#### Exercise brief:
For every line that contains the string "true", pull that line out of the material below.

#### Information supplied:
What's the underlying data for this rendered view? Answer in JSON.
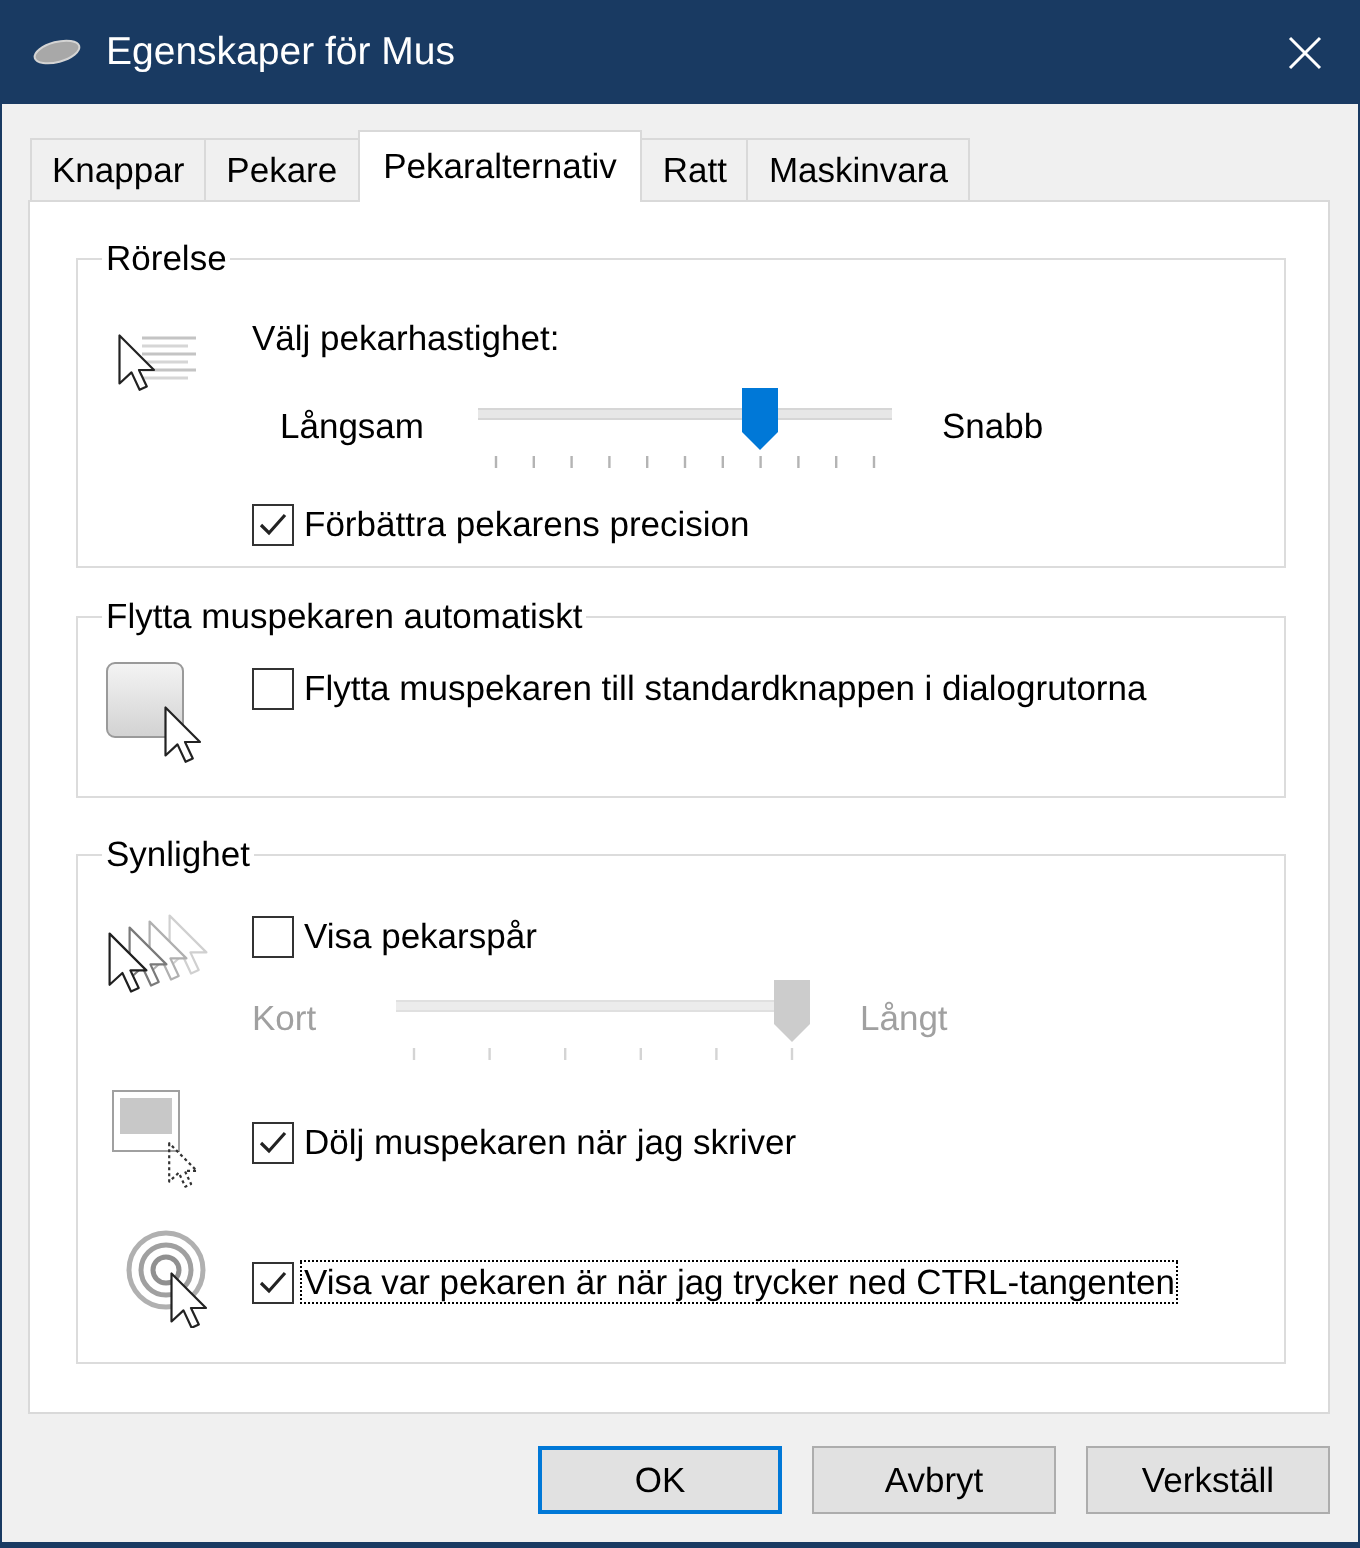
{
  "window": {
    "title": "Egenskaper för Mus"
  },
  "tabs": [
    {
      "label": "Knappar",
      "selected": false
    },
    {
      "label": "Pekare",
      "selected": false
    },
    {
      "label": "Pekaralternativ",
      "selected": true
    },
    {
      "label": "Ratt",
      "selected": false
    },
    {
      "label": "Maskinvara",
      "selected": false
    }
  ],
  "groups": [
    {
      "title": "Rörelse",
      "sections": [
        {
          "rows": [
            {
              "kind": "slider",
              "label": "Välj pekarhastighet:",
              "min_label": "Långsam",
              "max_label": "Snabb",
              "level": 0.7,
              "disabled": false
            },
            {
              "kind": "checkbox",
              "label": "Förbättra pekarens precision",
              "checked": true,
              "focused": false
            }
          ]
        }
      ]
    },
    {
      "title": "Flytta muspekaren automatiskt",
      "sections": [
        {
          "rows": [
            {
              "kind": "checkbox",
              "label": "Flytta muspekaren till standardknappen i dialogrutorna",
              "checked": false,
              "focused": false
            }
          ]
        }
      ]
    },
    {
      "title": "Synlighet",
      "sections": [
        {
          "rows": [
            {
              "kind": "checkbox",
              "label": "Visa pekarspår",
              "checked": false,
              "focused": false
            },
            {
              "kind": "slider",
              "min_label": "Kort",
              "max_label": "Långt",
              "level": 1,
              "disabled": true
            }
          ]
        },
        {
          "rows": [
            {
              "kind": "checkbox",
              "label": "Dölj muspekaren när jag skriver",
              "checked": true,
              "focused": false
            }
          ]
        },
        {
          "rows": [
            {
              "kind": "checkbox",
              "label": "Visa var pekaren är när jag trycker ned CTRL-tangenten",
              "checked": true,
              "focused": true
            }
          ]
        }
      ]
    }
  ],
  "buttons": [
    {
      "label": "OK",
      "default": true
    },
    {
      "label": "Avbryt",
      "default": false
    },
    {
      "label": "Verkställ",
      "default": false
    }
  ]
}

#### Written solution:
      "selected": true
              "checked": true,
              "disabled": true
              "checked": true,
              "checked": true,
              "focused": true
      "default": true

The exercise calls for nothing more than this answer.